→ DATASET ENTRIES:
--
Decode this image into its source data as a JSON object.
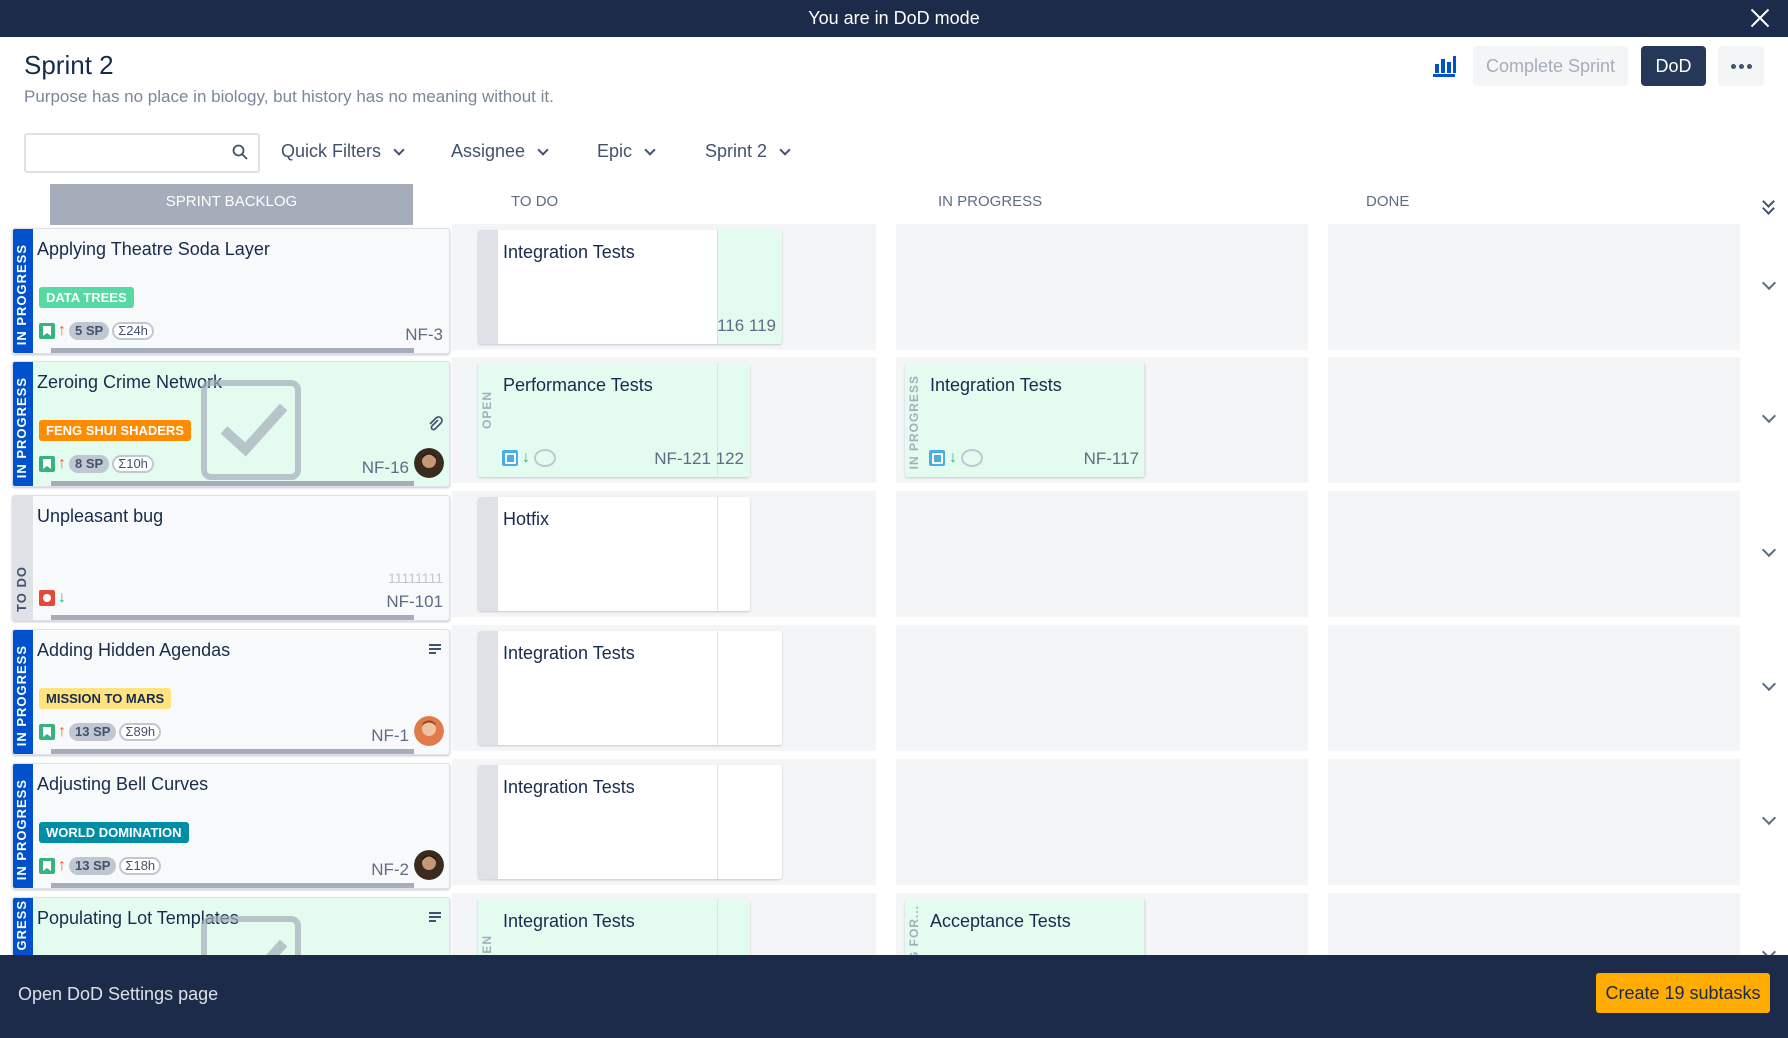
{
  "banner": {
    "text": "You are in DoD mode"
  },
  "header": {
    "title": "Sprint 2",
    "subtitle": "Purpose has no place in biology, but history has no meaning without it.",
    "complete_label": "Complete Sprint",
    "dod_label": "DoD"
  },
  "filters": {
    "search_placeholder": "",
    "items": [
      "Quick Filters",
      "Assignee",
      "Epic",
      "Sprint 2"
    ]
  },
  "columns": [
    "SPRINT BACKLOG",
    "TO DO",
    "IN PROGRESS",
    "DONE"
  ],
  "colors": {
    "accent": "#0052cc",
    "banner": "#1c2b4a",
    "done_green": "#e3fcef",
    "create": "#ffab00"
  },
  "rows": [
    {
      "status": "IN PROGRESS",
      "summary": "Applying Theatre Soda Layer",
      "epic": "DATA TREES",
      "epic_color": "#57d9a3",
      "points": "5 SP",
      "time": "Σ24h",
      "key": "NF-3",
      "todo": {
        "title": "Integration Tests",
        "strip": "",
        "key": "116 119"
      },
      "inprogress": null
    },
    {
      "status": "IN PROGRESS",
      "summary": "Zeroing Crime Network",
      "epic": "FENG SHUI SHADERS",
      "epic_color": "#ff8b00",
      "points": "8 SP",
      "time": "Σ10h",
      "key": "NF-16",
      "todo": {
        "title": "Performance Tests",
        "strip": "OPEN",
        "key": "NF-121 122"
      },
      "inprogress": {
        "title": "Integration Tests",
        "strip": "IN PROGRESS",
        "key": "NF-117"
      }
    },
    {
      "status": "TO DO",
      "summary": "Unpleasant bug",
      "version": "11111111",
      "key": "NF-101",
      "todo": {
        "title": "Hotfix",
        "strip": "",
        "key": ""
      },
      "inprogress": null
    },
    {
      "status": "IN PROGRESS",
      "summary": "Adding Hidden Agendas",
      "epic": "MISSION TO MARS",
      "epic_color": "#ffe380",
      "points": "13 SP",
      "time": "Σ89h",
      "key": "NF-1",
      "todo": {
        "title": "Integration Tests",
        "strip": "",
        "key": ""
      },
      "inprogress": null
    },
    {
      "status": "IN PROGRESS",
      "summary": "Adjusting Bell Curves",
      "epic": "WORLD DOMINATION",
      "epic_color": "#008da6",
      "points": "13 SP",
      "time": "Σ18h",
      "key": "NF-2",
      "todo": {
        "title": "Integration Tests",
        "strip": "",
        "key": ""
      },
      "inprogress": null
    },
    {
      "status": "GRESS",
      "summary": "Populating Lot Templates",
      "todo": {
        "title": "Integration Tests",
        "strip": "EN",
        "key": ""
      },
      "inprogress": {
        "title": "Acceptance Tests",
        "strip": "G FOR...",
        "key": ""
      }
    }
  ],
  "footer": {
    "settings_link": "Open DoD Settings page",
    "create_label": "Create 19 subtasks"
  }
}
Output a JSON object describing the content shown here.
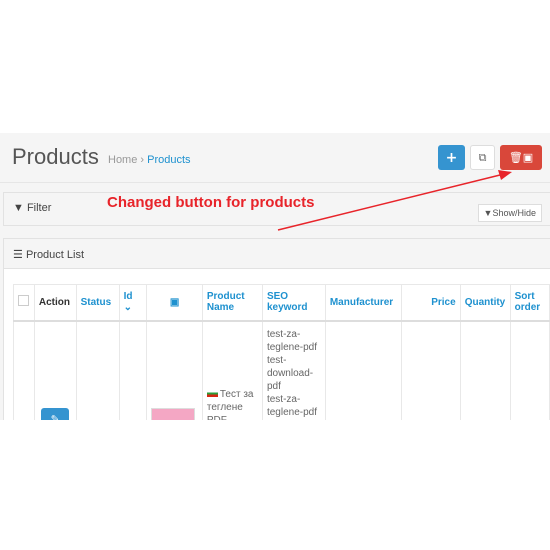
{
  "header": {
    "title": "Products",
    "breadcrumb": [
      {
        "label": "Home"
      },
      {
        "label": "Products"
      }
    ],
    "buttons": {
      "add": "+",
      "copy": "copy-icon",
      "delete": "delete-with-images-icon"
    }
  },
  "filter": {
    "label": "Filter",
    "show_hide": "Show/Hide"
  },
  "product_list": {
    "label": "Product List",
    "columns": [
      "Action",
      "Status",
      "Id",
      "Product Name",
      "SEO keyword",
      "Manufacturer",
      "Price",
      "Quantity",
      "Sort order"
    ],
    "rows": [
      {
        "name": "Тест за теглене PDF",
        "seo": [
          "test-za-",
          "teglene-pdf",
          "test-",
          "download-",
          "pdf",
          "test-za-",
          "teglene-pdf"
        ]
      }
    ]
  },
  "annotation": "Changed button for products",
  "colors": {
    "accent": "#1e91cf",
    "primary": "#3594d0",
    "danger": "#d9473a",
    "annotation": "#e8242a"
  }
}
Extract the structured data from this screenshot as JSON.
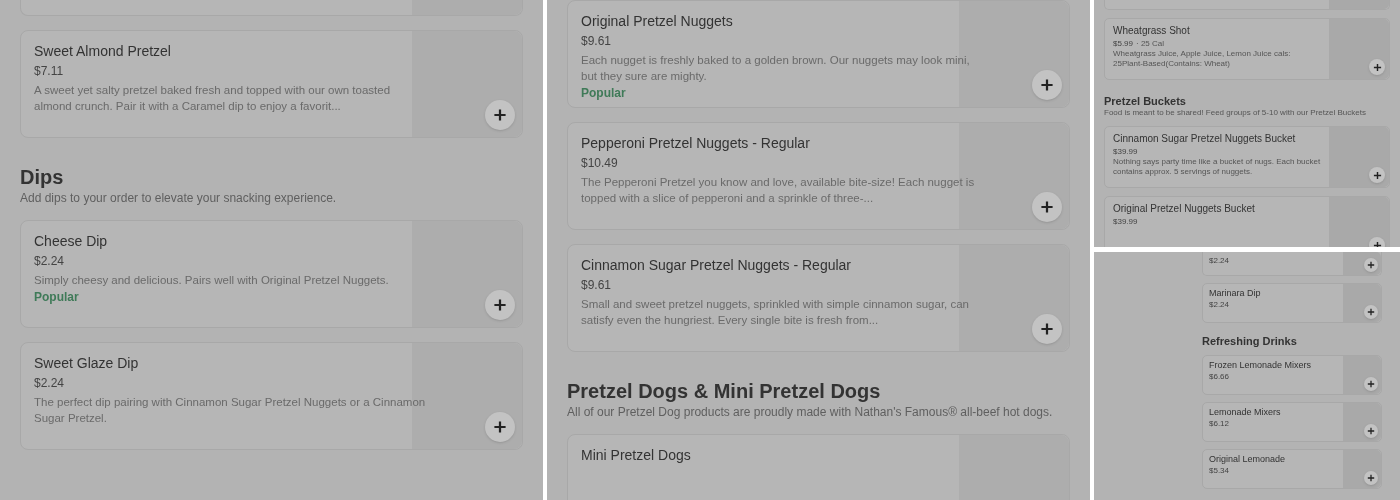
{
  "panels": [
    {
      "kind": "large",
      "items": [
        {
          "kind": "stub"
        },
        {
          "kind": "card",
          "title": "Sweet Almond Pretzel",
          "price": "$7.11",
          "description": "A sweet yet salty pretzel baked fresh and topped with our own toasted almond crunch. Pair it with a Caramel dip to enjoy a favorit..."
        },
        {
          "kind": "heading",
          "title": "Dips",
          "subtitle": "Add dips to your order to elevate your snacking experience."
        },
        {
          "kind": "card",
          "title": "Cheese Dip",
          "price": "$2.24",
          "description": "Simply cheesy and delicious. Pairs well with Original Pretzel Nuggets.",
          "badge": "Popular"
        },
        {
          "kind": "card",
          "title": "Sweet Glaze Dip",
          "price": "$2.24",
          "description": "The perfect dip pairing with Cinnamon Sugar Pretzel Nuggets or a Cinnamon Sugar Pretzel."
        }
      ]
    },
    {
      "kind": "large",
      "items": [
        {
          "kind": "card",
          "title": "Original Pretzel Nuggets",
          "price": "$9.61",
          "description": "Each nugget is freshly baked to a golden brown. Our nuggets may look mini, but they sure are mighty.",
          "badge": "Popular"
        },
        {
          "kind": "card",
          "title": "Pepperoni Pretzel Nuggets - Regular",
          "price": "$10.49",
          "description": "The Pepperoni Pretzel you know and love, available bite-size! Each nugget is topped with a slice of pepperoni and a sprinkle of three-..."
        },
        {
          "kind": "card",
          "title": "Cinnamon Sugar Pretzel Nuggets - Regular",
          "price": "$9.61",
          "description": "Small and sweet pretzel nuggets, sprinkled with simple cinnamon sugar, can satisfy even the hungriest. Every single bite is fresh from..."
        },
        {
          "kind": "heading",
          "title": "Pretzel Dogs & Mini Pretzel Dogs",
          "subtitle": "All of our Pretzel Dog products are proudly made with Nathan's Famous® all-beef hot dogs."
        },
        {
          "kind": "card",
          "title": "Mini Pretzel Dogs"
        }
      ]
    },
    {
      "kind": "small",
      "items": [
        {
          "kind": "stub"
        },
        {
          "kind": "card",
          "title": "Wheatgrass Shot",
          "price": "$5.99",
          "calories": "· 25 Cal",
          "description": "Wheatgrass Juice, Apple Juice, Lemon Juice cals: 25Plant-Based(Contains: Wheat)"
        },
        {
          "kind": "heading",
          "title": "Pretzel Buckets",
          "subtitle": "Food is meant to be shared! Feed groups of 5-10 with our Pretzel Buckets"
        },
        {
          "kind": "card",
          "title": "Cinnamon Sugar Pretzel Nuggets Bucket",
          "price": "$39.99",
          "description": "Nothing says party time like a bucket of nugs. Each bucket contains approx. 5 servings of nuggets."
        },
        {
          "kind": "card",
          "title": "Original Pretzel Nuggets Bucket",
          "price": "$39.99"
        }
      ]
    },
    {
      "kind": "tiny",
      "items": [
        {
          "kind": "card",
          "price": "$2.24"
        },
        {
          "kind": "card",
          "title": "Marinara Dip",
          "price": "$2.24"
        },
        {
          "kind": "heading",
          "title": "Refreshing Drinks"
        },
        {
          "kind": "card",
          "title": "Frozen Lemonade Mixers",
          "price": "$6.66"
        },
        {
          "kind": "card",
          "title": "Lemonade Mixers",
          "price": "$6.12"
        },
        {
          "kind": "card",
          "title": "Original Lemonade",
          "price": "$5.34"
        }
      ]
    }
  ]
}
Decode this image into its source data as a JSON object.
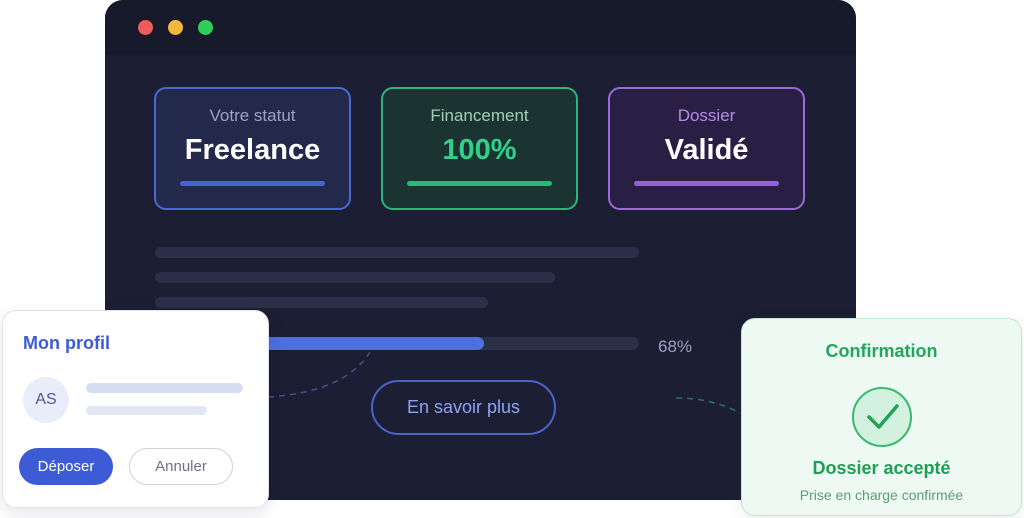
{
  "cards": {
    "statut": {
      "label": "Votre statut",
      "value": "Freelance"
    },
    "financement": {
      "label": "Financement",
      "value": "100%"
    },
    "dossier": {
      "label": "Dossier",
      "value": "Validé"
    }
  },
  "progress": {
    "value_percent": 68,
    "label": "68%"
  },
  "cta": {
    "label": "En savoir plus"
  },
  "profile": {
    "title": "Mon profil",
    "avatar_initials": "AS",
    "deposit_label": "Déposer",
    "cancel_label": "Annuler"
  },
  "confirmation": {
    "title": "Confirmation",
    "icon": "check-icon",
    "main": "Dossier accepté",
    "sub": "Prise en charge confirmée"
  },
  "colors": {
    "window_bg": "#1c1f33",
    "accent_blue": "#3e5bd6",
    "accent_green": "#2ab67c",
    "accent_purple": "#9363d4"
  }
}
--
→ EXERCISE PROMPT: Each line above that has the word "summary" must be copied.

→ EXERCISE SOLUTION:
      "summary": "Applying Theatre Soda Layer",
      "summary": "Zeroing Crime Network",
      "summary": "Unpleasant bug",
      "summary": "Adding Hidden Agendas",
      "summary": "Adjusting Bell Curves",
      "summary": "Populating Lot Templates",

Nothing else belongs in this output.